The town also has a café that is going to be having an Open Mic in a month. I’m going to be performing with a guitar, an organ and vocals. Genvieve is also going to perform there. Tommorow I plan on speaking to the owners to see if I can have a gig outside of Open Mic nights.
Even though the town is small, there are quite a few work placements for our group: 3 schools (elementary, middle, and secondary), a marsh/wet-land conservation area, a day-center for the disabled, a long-term care facility for the elderly (like Woodingford but with an Alzhimer’s unit attached), and a youth after-school program (called Youth for Christ). There was also an arena to work at (I could of driven a zamboni), but no one in the group wanted to work there, so it was scrapped.
The interviews took place on Friday and we all got the chance to interview with each placement. The long-term care facility wanted me but I told them that I already had experience in that field and I was going to study it in college/university, so it would not be an effective placement. I wanted to be in one of the schools, and the interview for the middle school solidified my position.
I was told that I was too mature for the middle school and I should be perfect for the high-school (named Stonewall Collegiate Institute, or SCI). Plus, it is more difficult to have a role-model who is 20 and has completed 2 years of University for a middle school than it is to have someone who has just finished high-school. When it was all said and done, I ended up at the high-school placement (with Courtney, who was probably also considered “too mature” due to her age as well). I’m really happy with the descision and I look forward to starting work next week.
This past weekend the group volunteered at the Manipogo Festival in St. Laurent. St. Laurent is a Metis community, which means that French is the first language spoken there. I was so pleased that I could still speak French in other parts of Canada and it didn’t just end in Québec or New Brunswick. During the Festival, I got to be a traffic controller, a clown’s assistant/translator, and Manipogo himself. Thanks to the costume, I also got to dance around like a fool, get into a pillow fight with a girl (and lose. It is very difficult to fight in a giant dragon-esque costume. Dinosaur arms and all…), get

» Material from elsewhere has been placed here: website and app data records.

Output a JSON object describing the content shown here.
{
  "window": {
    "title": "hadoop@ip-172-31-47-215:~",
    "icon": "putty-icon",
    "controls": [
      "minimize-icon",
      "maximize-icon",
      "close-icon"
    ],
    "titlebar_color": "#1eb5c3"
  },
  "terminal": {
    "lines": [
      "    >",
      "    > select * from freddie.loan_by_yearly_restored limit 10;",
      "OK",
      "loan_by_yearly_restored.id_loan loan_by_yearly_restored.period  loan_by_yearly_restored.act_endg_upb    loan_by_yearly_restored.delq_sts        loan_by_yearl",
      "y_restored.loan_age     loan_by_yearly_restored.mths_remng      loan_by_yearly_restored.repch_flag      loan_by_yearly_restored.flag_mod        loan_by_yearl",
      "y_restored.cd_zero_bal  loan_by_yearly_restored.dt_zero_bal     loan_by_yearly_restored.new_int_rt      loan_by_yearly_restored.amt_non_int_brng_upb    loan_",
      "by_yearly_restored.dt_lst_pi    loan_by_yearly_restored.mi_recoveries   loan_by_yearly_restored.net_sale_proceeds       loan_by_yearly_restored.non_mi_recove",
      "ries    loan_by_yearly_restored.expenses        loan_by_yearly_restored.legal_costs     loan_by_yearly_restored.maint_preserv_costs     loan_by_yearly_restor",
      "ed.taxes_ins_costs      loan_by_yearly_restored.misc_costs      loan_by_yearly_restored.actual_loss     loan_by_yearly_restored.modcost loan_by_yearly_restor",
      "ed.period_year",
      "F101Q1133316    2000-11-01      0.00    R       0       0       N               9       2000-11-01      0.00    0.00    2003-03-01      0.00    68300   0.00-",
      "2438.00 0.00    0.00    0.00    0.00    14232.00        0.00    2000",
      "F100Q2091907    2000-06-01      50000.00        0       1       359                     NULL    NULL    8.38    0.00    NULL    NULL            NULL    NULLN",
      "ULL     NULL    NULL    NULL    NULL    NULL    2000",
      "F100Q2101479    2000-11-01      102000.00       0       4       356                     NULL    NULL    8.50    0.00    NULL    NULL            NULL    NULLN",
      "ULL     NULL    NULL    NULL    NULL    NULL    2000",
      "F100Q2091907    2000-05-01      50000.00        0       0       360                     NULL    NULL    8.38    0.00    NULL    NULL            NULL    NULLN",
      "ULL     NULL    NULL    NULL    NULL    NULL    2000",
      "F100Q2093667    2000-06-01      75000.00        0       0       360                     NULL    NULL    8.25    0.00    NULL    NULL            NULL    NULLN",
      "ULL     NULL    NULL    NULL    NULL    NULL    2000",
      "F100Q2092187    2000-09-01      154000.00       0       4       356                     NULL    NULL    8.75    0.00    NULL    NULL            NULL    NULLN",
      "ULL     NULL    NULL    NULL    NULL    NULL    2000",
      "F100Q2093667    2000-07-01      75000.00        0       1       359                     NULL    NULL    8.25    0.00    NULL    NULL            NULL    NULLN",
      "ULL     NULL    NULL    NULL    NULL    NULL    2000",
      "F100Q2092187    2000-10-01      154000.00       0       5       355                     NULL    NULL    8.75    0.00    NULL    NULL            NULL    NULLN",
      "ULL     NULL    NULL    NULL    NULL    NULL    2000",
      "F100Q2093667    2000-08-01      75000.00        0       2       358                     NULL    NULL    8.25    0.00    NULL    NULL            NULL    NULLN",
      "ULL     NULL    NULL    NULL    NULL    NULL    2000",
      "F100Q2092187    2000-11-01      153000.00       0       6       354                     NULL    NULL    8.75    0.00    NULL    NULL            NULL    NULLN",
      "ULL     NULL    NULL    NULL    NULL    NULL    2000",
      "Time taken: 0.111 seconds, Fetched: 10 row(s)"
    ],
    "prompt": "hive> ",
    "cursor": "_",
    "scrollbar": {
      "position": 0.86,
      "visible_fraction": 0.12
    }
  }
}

snow ice balls pelted at me by little kids, and stay warm the whole day.
After the festival was over, we went to a hall to go dance to fiddle music (I swear the same song was played 5 times that night. Some bands need some new material. I’m look at you, Back 40) and help sell bannock and clean up garbage. It felt so good to volunteer at something and be exposed to different cultures that I would not have been exposed to in Toronto. It was a good way to start the trimester in Manitoba.

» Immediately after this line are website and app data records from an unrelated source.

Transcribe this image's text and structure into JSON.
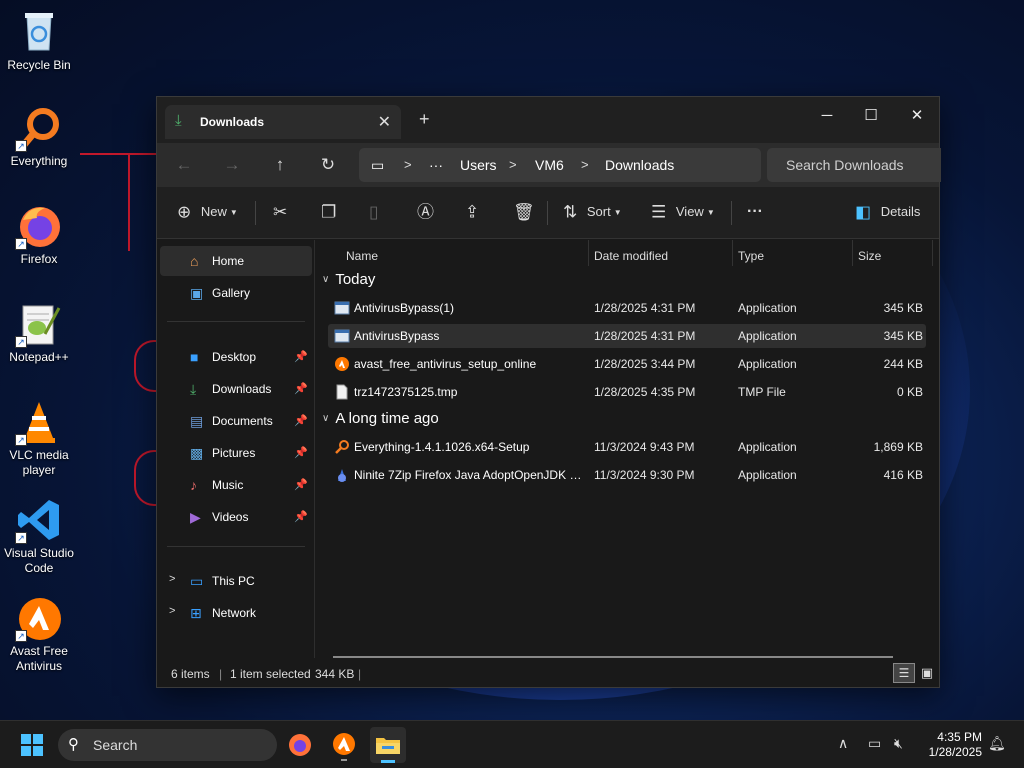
{
  "desktop": {
    "icons": [
      {
        "label": "Recycle Bin"
      },
      {
        "label": "Everything"
      },
      {
        "label": "Firefox"
      },
      {
        "label": "Notepad++"
      },
      {
        "label": "VLC media player"
      },
      {
        "label": "Visual Studio Code"
      },
      {
        "label": "Avast Free Antivirus"
      }
    ]
  },
  "window": {
    "tab_title": "Downloads",
    "new_tab": "+",
    "controls": {
      "minimize": "─",
      "maximize": "☐",
      "close": "✕"
    },
    "breadcrumb": [
      "Users",
      "VM6",
      "Downloads"
    ],
    "breadcrumb_more": "···",
    "search_placeholder": "Search Downloads",
    "toolbar": {
      "new_label": "New",
      "sort_label": "Sort",
      "view_label": "View",
      "more_label": "···",
      "details_label": "Details"
    },
    "sidebar": {
      "home": "Home",
      "gallery": "Gallery",
      "quick": [
        "Desktop",
        "Downloads",
        "Documents",
        "Pictures",
        "Music",
        "Videos"
      ],
      "this_pc": "This PC",
      "network": "Network"
    },
    "columns": {
      "name": "Name",
      "date": "Date modified",
      "type": "Type",
      "size": "Size"
    },
    "groups": {
      "today": {
        "label": "Today",
        "files": [
          {
            "name": "AntivirusBypass(1)",
            "date": "1/28/2025 4:31 PM",
            "type": "Application",
            "size": "345 KB"
          },
          {
            "name": "AntivirusBypass",
            "date": "1/28/2025 4:31 PM",
            "type": "Application",
            "size": "345 KB"
          },
          {
            "name": "avast_free_antivirus_setup_online",
            "date": "1/28/2025 3:44 PM",
            "type": "Application",
            "size": "244 KB"
          },
          {
            "name": "trz1472375125.tmp",
            "date": "1/28/2025 4:35 PM",
            "type": "TMP File",
            "size": "0 KB"
          }
        ]
      },
      "older": {
        "label": "A long time ago",
        "files": [
          {
            "name": "Everything-1.4.1.1026.x64-Setup",
            "date": "11/3/2024 9:43 PM",
            "type": "Application",
            "size": "1,869 KB"
          },
          {
            "name": "Ninite 7Zip Firefox Java AdoptOpenJDK x...",
            "date": "11/3/2024 9:30 PM",
            "type": "Application",
            "size": "416 KB"
          }
        ]
      }
    },
    "status": {
      "items": "6 items",
      "selected": "1 item selected",
      "size": "344 KB",
      "divider": "|"
    }
  },
  "taskbar": {
    "search_label": "Search",
    "time": "4:35 PM",
    "date": "1/28/2025"
  },
  "colors": {
    "accent": "#4cc2ff",
    "folder_yellow": "#f4c342",
    "background": "#0a1a45"
  }
}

This week, I am house managing with Katie. It should be loads of fun and very relaxing. I’m planning on exploring Stonewall more and getting back into my routine of working out. Not only that, I intend on figuring out how my PL’s 4-track recorder works as well as posting some songs on here. Stay tuned for partial excitement.
I will have a picture of me rocking the scruff posted on here either tomorrow or the morrow next. My housemates have to upload their cameras and make facebook albums and such. Sorry for the wait and thanks for being patient.

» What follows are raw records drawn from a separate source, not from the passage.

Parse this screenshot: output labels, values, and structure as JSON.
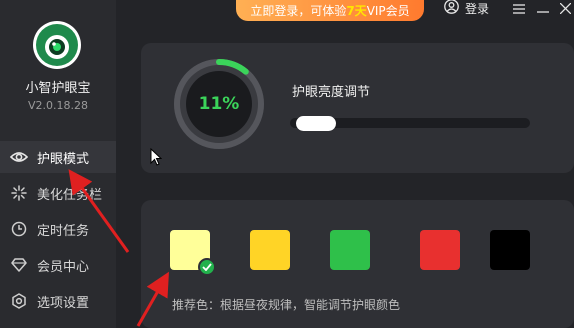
{
  "app": {
    "name": "小智护眼宝",
    "version": "V2.0.18.28"
  },
  "topbar": {
    "promo_prefix": "立即登录，可体验",
    "promo_highlight": "7天",
    "promo_suffix": "VIP会员",
    "login_label": "登录"
  },
  "sidebar": {
    "items": [
      {
        "label": "护眼模式",
        "icon": "eye-icon",
        "active": true
      },
      {
        "label": "美化任务栏",
        "icon": "sparkle-icon",
        "active": false
      },
      {
        "label": "定时任务",
        "icon": "clock-icon",
        "active": false
      },
      {
        "label": "会员中心",
        "icon": "diamond-icon",
        "active": false
      },
      {
        "label": "选项设置",
        "icon": "settings-icon",
        "active": false
      }
    ]
  },
  "brightness": {
    "value_label": "11%",
    "value": 0.11,
    "title": "护眼亮度调节",
    "slider_value": 0.12
  },
  "colors": {
    "swatches": [
      {
        "name": "light-yellow",
        "hex": "#ffff99",
        "selected": true
      },
      {
        "name": "yellow",
        "hex": "#ffd426",
        "selected": false
      },
      {
        "name": "green",
        "hex": "#2fc04a",
        "selected": false
      },
      {
        "name": "red",
        "hex": "#e8302f",
        "selected": false
      },
      {
        "name": "black",
        "hex": "#000000",
        "selected": false
      }
    ],
    "tip": "推荐色：根据昼夜规律，智能调节护眼颜色"
  },
  "theme": {
    "accent_green": "#3bd45a",
    "arrow_red": "#e02020",
    "promo_orange": "#ff8a3a"
  }
}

P.S. I saw Juno on the plane. I am so proud of Ellen Page. Go Canada. The dialogue is so witty and the music fits the movie so nicely. You better believe I’m buying the soundtrack when I find a record store in Stonewall.
Speaking of movies, my room-mate just described the movie Into the Wild as “delicious”. I have never seen a word misused in such a way. He also said, “It’s a very simple movie that makes up for it’s shitty title.” Sometimes I wonder if he even understands what he is saying. I think he just likes to hear the sound of his own voice.